New policy primer on post-Brexit system, focusing primarily on migration for work

Date of Publication:
21 May 2021

Migration Observatory at the University of Oxford publishes helpful overview of the new points-based immigration system

21 May 2021

The Migration Observatory at the University of Oxford this week published a usefully succinct overview of the UK's new points-based immigration system (PBS), as introduced following Brexit.

LogoYou can read the Migration Observatory's policy primer online here or download it here.

It outlines the main features of the UK's new immigration system, focusing primarily on migration for work, and considers the likely impact on the economy.

The policy primer explains that the most important changes introduced by the new system are the end of free movement and the changes to the main long-term work route, which saw the Skilled Worker visa route replacing Tier 2 (General).

As the Migration Observatory notes, while the lead-up to the introduction of system ahead of Brexit had seen much talk by the Government of it being an 'Australian-style' system, the reality of the Skilled Worker route is very different to Australia's main Skilled Independent route.

Australia's PBS focuses primarily on an individual's characteristics and does not require applicants to have a job offer or tie applicants to a specific job. In contrast: "the UK's points-tested route requires a job offer, and applicants must do the specific job for which they are sponsored. This makes it a relatively conventional employer-led system of the kind that operated in the UK before Brexit."

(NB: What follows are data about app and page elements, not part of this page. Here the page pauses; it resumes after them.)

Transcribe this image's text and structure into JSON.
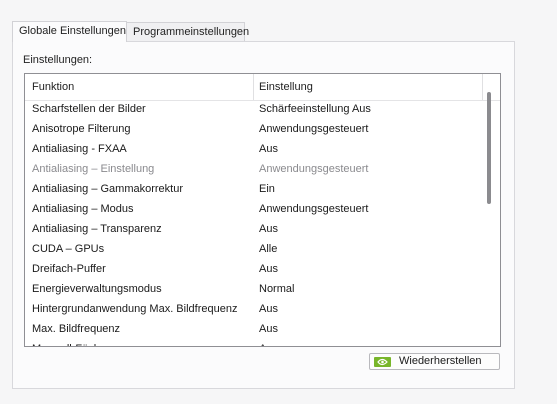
{
  "tabs": [
    {
      "label": "Globale Einstellungen",
      "active": true
    },
    {
      "label": "Programmeinstellungen",
      "active": false
    }
  ],
  "settings_label": "Einstellungen:",
  "table": {
    "columns": [
      "Funktion",
      "Einstellung"
    ],
    "rows": [
      {
        "feature": "Scharfstellen der Bilder",
        "setting": "Schärfeeinstellung Aus",
        "disabled": false
      },
      {
        "feature": "Anisotrope Filterung",
        "setting": "Anwendungsgesteuert",
        "disabled": false
      },
      {
        "feature": "Antialiasing - FXAA",
        "setting": "Aus",
        "disabled": false
      },
      {
        "feature": "Antialiasing – Einstellung",
        "setting": "Anwendungsgesteuert",
        "disabled": true
      },
      {
        "feature": "Antialiasing – Gammakorrektur",
        "setting": "Ein",
        "disabled": false
      },
      {
        "feature": "Antialiasing – Modus",
        "setting": "Anwendungsgesteuert",
        "disabled": false
      },
      {
        "feature": "Antialiasing – Transparenz",
        "setting": "Aus",
        "disabled": false
      },
      {
        "feature": "CUDA – GPUs",
        "setting": "Alle",
        "disabled": false
      },
      {
        "feature": "Dreifach-Puffer",
        "setting": "Aus",
        "disabled": false
      },
      {
        "feature": "Energieverwaltungsmodus",
        "setting": "Normal",
        "disabled": false
      },
      {
        "feature": "Hintergrundanwendung Max. Bildfrequenz",
        "setting": "Aus",
        "disabled": false
      },
      {
        "feature": "Max. Bildfrequenz",
        "setting": "Aus",
        "disabled": false
      },
      {
        "feature": "Maxwell-Fächer...",
        "setting": "Aus",
        "disabled": false
      }
    ]
  },
  "restore_button": {
    "label": "Wiederherstellen",
    "icon": "nvidia-logo-icon",
    "icon_color": "#78b62a"
  }
}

In addition, the policy primer notes that the Australian PBS does not include salary as a criterion, whereas the UK's new PBS uses salary as the most important factor.

The Migration Observatory's policy primer also considers the costs of work visas under the new system and how easily migrant workers can settle in the UK.

Under the previous Tier 2 (General) route, a worker could remain in the UK for a maximum of six years and then had to apply for settlement if they wished to stay longer. Under the new Skilled Worker route, there is no maximum period of stay, meaning a person can work indefinitely under this route if they keep extending their visa. The total cost of a typical route to settlement for a Skilled Worker would currently be almost £7,000.

On the impacts of the new immigration system, the Migration Observatory finds that the likely effects are very difficult to forecast with any confidence, especially as it will be difficult to disentangle the effects of the new system from the impacts of the Covid-19 pandemic.

The policy paper consider it reasonable, however, to expect the new system to lead to a decrease in EU work and study migration and an increase in non-EU workers coming to the UK.